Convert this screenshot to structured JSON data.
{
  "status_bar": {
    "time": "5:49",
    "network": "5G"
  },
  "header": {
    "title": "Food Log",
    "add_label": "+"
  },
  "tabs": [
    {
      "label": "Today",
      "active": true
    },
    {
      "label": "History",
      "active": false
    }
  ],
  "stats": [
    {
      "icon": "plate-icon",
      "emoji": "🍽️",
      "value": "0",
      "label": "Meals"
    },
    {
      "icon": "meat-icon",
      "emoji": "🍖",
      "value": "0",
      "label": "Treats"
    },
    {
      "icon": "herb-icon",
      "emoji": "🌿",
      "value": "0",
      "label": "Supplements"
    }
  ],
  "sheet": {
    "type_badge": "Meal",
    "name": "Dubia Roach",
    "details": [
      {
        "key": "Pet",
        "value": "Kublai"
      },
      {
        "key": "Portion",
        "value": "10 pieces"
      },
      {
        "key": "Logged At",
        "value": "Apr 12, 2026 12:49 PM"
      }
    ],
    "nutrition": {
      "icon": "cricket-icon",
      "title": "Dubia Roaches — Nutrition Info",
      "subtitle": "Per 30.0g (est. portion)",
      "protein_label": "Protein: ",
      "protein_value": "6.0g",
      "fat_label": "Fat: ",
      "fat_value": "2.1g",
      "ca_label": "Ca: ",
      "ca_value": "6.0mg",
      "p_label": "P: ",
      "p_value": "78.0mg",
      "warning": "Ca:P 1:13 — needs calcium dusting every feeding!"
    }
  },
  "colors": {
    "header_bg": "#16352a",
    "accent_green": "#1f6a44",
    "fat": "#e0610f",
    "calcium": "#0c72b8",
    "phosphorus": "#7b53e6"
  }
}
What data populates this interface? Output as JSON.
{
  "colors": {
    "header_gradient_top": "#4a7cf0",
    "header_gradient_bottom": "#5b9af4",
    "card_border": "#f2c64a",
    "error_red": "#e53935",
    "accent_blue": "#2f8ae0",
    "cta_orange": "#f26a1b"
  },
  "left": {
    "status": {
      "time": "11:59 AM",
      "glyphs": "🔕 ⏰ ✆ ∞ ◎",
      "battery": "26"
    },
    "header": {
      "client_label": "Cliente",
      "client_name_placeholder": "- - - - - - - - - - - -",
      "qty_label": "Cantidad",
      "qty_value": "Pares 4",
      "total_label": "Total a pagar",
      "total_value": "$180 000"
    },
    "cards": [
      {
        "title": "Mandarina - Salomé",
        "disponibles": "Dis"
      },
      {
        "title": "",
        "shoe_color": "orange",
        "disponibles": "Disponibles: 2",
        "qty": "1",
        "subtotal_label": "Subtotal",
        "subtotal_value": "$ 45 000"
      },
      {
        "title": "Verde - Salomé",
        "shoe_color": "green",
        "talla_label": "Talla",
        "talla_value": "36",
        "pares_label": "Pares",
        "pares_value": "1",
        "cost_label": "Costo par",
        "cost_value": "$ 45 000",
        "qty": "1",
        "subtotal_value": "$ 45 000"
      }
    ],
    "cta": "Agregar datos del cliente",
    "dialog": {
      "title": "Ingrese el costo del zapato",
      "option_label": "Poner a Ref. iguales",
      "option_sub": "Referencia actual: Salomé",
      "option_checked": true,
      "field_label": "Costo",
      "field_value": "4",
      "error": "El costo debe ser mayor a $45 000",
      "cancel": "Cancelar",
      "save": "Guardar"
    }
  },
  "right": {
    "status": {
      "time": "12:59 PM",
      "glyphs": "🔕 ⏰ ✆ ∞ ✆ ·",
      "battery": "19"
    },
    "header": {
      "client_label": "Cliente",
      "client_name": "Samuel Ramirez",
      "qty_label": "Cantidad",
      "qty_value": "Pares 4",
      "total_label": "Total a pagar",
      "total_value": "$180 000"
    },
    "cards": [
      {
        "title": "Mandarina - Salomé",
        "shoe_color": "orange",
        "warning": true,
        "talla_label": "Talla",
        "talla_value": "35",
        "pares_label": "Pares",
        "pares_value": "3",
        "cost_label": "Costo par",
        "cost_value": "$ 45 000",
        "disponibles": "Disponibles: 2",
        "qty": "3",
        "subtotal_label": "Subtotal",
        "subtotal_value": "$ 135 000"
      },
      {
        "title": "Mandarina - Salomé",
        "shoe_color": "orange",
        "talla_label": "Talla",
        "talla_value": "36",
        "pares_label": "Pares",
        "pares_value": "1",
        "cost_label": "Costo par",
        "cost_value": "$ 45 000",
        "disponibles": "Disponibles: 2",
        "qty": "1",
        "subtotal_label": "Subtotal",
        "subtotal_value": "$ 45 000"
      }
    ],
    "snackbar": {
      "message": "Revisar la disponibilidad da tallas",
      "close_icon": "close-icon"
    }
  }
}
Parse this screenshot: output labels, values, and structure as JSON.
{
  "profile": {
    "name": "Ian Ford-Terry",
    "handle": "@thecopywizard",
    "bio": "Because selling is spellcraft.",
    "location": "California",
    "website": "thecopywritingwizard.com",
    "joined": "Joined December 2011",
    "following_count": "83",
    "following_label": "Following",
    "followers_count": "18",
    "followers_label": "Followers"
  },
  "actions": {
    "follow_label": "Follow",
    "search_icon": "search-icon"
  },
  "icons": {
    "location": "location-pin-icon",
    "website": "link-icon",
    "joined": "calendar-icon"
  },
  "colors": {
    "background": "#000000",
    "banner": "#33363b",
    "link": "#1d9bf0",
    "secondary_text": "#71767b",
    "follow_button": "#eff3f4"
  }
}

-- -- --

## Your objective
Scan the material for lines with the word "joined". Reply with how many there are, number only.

## Solution
2